contruction. Dedicated freight services, worked by He 2/2 locomotives,
can thus be reduced in number, saving considerable staff costs. Two
covered vans have been fitted with through train control wiring.
Temporary driving cabs have been installed at the mountain end
railcars 108 (Lauterbrunnen) and 116 (Grindelwald) to enable them to
work engineer's trains.
Locomotives for the BAM?
The Bière-Apples-Morges line would like to buy two
locomotives of the new RhB Ge 4/4 III type to handle its rollbock
freight traffic. One of these, with its 3350 HP, could haul 400 tons up
the gradients of the BAM; at present it is necessary to double-head
heavy trains of military supplies with two of the line's Be 4/4
railcars 11, 12, and 14, leaving only the old BDe 4/4 cars 1-5 to
handle the passenger service. If the expenditure of over 13 million
francs is approved by the Canton Vaud government, the locos could be

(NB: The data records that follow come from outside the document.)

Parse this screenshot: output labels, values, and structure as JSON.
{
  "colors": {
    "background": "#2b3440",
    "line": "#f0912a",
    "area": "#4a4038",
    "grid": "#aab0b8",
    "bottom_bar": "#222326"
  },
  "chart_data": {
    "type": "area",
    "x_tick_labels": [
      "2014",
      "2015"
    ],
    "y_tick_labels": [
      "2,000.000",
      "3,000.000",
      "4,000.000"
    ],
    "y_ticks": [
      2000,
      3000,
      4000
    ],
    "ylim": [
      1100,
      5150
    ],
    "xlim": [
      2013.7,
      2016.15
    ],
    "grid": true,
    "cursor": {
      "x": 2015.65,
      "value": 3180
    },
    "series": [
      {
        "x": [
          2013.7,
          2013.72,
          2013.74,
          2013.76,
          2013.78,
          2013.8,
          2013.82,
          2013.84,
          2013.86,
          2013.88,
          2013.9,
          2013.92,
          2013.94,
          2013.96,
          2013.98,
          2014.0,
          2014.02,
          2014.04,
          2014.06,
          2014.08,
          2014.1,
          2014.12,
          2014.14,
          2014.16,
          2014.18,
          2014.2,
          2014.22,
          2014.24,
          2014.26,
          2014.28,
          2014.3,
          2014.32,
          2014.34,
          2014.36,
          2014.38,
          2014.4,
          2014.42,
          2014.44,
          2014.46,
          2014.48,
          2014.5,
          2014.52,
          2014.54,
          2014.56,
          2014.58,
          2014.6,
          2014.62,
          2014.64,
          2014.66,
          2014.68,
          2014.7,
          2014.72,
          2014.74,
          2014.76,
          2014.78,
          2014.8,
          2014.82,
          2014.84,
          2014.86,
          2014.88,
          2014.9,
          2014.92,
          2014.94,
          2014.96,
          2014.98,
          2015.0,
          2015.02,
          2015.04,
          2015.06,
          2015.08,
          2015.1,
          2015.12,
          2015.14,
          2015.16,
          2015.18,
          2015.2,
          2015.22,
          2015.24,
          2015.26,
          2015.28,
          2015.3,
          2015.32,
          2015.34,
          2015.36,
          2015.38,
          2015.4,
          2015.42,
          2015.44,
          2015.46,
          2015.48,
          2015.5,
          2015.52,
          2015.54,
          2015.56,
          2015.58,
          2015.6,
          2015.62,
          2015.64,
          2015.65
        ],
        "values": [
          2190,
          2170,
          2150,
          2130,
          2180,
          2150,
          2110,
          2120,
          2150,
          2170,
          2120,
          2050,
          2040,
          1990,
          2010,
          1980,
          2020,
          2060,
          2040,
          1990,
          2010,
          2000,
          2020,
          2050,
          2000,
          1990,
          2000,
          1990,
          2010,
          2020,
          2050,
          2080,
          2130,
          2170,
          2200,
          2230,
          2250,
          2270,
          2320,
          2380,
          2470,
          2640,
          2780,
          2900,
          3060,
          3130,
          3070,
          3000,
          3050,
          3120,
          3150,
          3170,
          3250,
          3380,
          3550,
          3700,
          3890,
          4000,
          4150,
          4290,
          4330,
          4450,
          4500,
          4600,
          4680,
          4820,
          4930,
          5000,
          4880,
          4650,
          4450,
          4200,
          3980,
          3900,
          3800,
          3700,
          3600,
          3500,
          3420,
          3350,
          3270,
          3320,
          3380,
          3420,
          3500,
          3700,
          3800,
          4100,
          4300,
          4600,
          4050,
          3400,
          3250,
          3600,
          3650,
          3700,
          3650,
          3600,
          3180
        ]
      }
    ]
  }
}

delivered by summer 1993.
Much-travelled narrow-gauge coach
"New" centre trailer B 342 of the Nyon - St.Cergue - Morez
line, now resplendent
in the line's new livery, actually began life in 1949 on the Bremgarten
- Dietikon as B 42, and was sold in 1969 to the Biel -
Täuffelen - Ins where it ran until 1975. It was acquired by
the NStCM in 1978.
Driving Trailers for the YSteC
FFA of Altenrhein have rebuilt coaches B 33 and 34 of the
Ste.Croix line into driving trailers BDt 53 and 54. 53 will be used
either as driving trailer for old railcars Be 4/4 4 and 5, or as centre
car with modern Be 4/4 units 1-3, and its cab faces Yverdon. 54 becomes
a third driving trailer to work with 1-3, and like existing Bt 51 and
52, the cab end faces towatds Ste Croix.
Gruyère - Fribourg - Morat News
Standard gauge ABDe 4/4 163 has suffered a serious failure,
beyond economic repair; it will be cannibailzed for spares. New RBDe
4/4 and ABt twin sets 181 and 182, based on the BLS type, will work on
the Freiburg - Ins service. An RABDe 4/4 twin-cab motorcoach obtained
from the Régional Val de Travers will become 173, as it is
similar to existing GFM cars 171 and 172, used on the Bulle - Romont
The two new units for the metre gauge section will be 121 and
existing 1922-built Be 4/4 121 will be renumbered between 110 and 119.
Badly-damaged BDe 4/4 114 (built 1904) is to be scrapped and replaced
by ex-RhB Bernina ABe 4/4 36, which is to reclassified Xe 4/4 for work
train service. Be 4/4 132 (built 1943) has also been withdrawn due to
corrosion. Now that Vevey bogies are in use for carrying standard-gauge
wagons, six transporter wagons, Ua 993-998 (built 1972/73) have been
sold to the SBB for Brünig service. 991 and 992 remain in use
on the GFM as engineering department rail carriers.
First published 1991
- this edition April 2009